  MI6 had been sitting on intelligence for weeks about where Captain Daley and Hunter Drexel might be being held. But no one had acted on it, because no one had believed the hostages were in serious danger. Indeed, when Frank ha
d proposed sending in the SAS on an armed rescue mission, he’d been shot down in flames by both the government and the intelligence community.

  “Have you lost your mind?” Jamie MacIntosh had asked him. “Bratislava’s an EU country, Frank.”


  “So we can’t send our troops into another sovereign nation. A sodding ally. It’s out of the question.”

  So nothing was done, and now hundreds of millions of people around the globe had seen Bob Daley’s brains being splattered across a screen. Celebrities who only last week had been lining up to be photographed with red balloon badges on their dinner jackets, in support of the group’s lofty aims of economic equality, were now scrambling to distance themselves from the horror. Kidnap and murder, right here in Europe.

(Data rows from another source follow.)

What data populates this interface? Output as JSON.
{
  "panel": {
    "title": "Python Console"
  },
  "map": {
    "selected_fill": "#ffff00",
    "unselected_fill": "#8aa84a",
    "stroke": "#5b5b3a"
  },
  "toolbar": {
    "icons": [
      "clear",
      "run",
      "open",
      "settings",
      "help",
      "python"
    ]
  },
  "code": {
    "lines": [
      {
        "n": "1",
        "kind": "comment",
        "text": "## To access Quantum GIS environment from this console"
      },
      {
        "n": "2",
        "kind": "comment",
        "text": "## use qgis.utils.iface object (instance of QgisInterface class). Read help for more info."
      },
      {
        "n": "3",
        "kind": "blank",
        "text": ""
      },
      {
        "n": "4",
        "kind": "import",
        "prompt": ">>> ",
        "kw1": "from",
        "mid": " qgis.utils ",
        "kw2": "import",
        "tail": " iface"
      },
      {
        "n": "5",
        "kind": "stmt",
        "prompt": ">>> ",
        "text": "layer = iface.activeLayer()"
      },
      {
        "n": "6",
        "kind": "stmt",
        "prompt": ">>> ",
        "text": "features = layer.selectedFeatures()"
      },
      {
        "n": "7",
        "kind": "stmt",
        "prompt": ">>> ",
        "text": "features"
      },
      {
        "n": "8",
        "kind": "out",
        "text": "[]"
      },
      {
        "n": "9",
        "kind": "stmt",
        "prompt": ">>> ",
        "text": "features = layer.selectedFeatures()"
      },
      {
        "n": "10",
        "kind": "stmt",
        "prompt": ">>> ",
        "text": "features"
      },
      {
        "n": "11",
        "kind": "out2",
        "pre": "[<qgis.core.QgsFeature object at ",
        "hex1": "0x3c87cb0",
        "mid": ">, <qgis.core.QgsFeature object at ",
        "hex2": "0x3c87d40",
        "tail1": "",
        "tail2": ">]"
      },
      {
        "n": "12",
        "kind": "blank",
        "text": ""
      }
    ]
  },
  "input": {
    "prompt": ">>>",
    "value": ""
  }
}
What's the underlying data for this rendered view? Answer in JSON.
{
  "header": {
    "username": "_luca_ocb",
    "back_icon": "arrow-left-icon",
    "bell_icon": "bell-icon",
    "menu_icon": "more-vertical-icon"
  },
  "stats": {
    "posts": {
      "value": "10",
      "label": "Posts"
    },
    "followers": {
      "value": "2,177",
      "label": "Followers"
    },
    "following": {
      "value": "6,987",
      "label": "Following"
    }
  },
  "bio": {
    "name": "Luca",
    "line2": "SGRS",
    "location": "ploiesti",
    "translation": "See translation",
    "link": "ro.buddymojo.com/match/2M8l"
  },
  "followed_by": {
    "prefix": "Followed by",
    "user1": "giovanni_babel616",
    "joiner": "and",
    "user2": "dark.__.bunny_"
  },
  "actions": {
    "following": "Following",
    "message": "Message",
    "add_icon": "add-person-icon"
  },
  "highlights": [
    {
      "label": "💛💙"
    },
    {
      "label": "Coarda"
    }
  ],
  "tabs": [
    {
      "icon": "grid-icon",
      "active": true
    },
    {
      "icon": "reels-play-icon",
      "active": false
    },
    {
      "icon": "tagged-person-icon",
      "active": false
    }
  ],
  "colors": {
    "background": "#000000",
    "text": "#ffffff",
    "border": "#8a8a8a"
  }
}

  “I understand you’re angry, Frank,” Julia Cabot said grimly. “But I need constructive input. The Americans are screaming blue murder. They’re worried their hostage is going to be next.”

  “They should be,” said Frank.

  “We all want to get these bastards.” Cabot turned to her intelligence chief. “Jamie, what do we know?”

  “Group 99. Founded in Athens in 2015 by a group of young Greek computer scientists, then rapidly spread across Europe to South America, Asia, Africa and around the globe. Stated agenda is economic, to address poverty and the global wealth imbalance. Loosely classed as communists although they have no stated political, national or religious allegiances. They use Greek codenames online, and they are very, very smart.”

  “What about their leaders?” Cabot asked.

  “One or two names have cropped up. The guy codenamed Hyperion we believe to be a twenty-seven-year-old Venezuelan named Jose Hernandez. He’s the fellow who leaked the private emails of the former Exxon boss.”

  “The chap with the transsexual mistress and the cocaine habit?” Cabot remembered Group 99’s sting on the hapless oil executive. Despite the CEO’s resignation, hundreds of millions of dollars had been wiped off the share price.

  “Precisely. Ironically Hernandez comes from a wealthy establishment family. They may have helped him avoid detection by the authorities. But part of the problem is that there are no clear leaders. Group 99 disapproves of traditional hierarchy in all its forms. Because it’s web-based and anonymous, it’s more of a loose affiliation than a classic terrorist organization. Different individuals and cells act independently under one big umbrella.”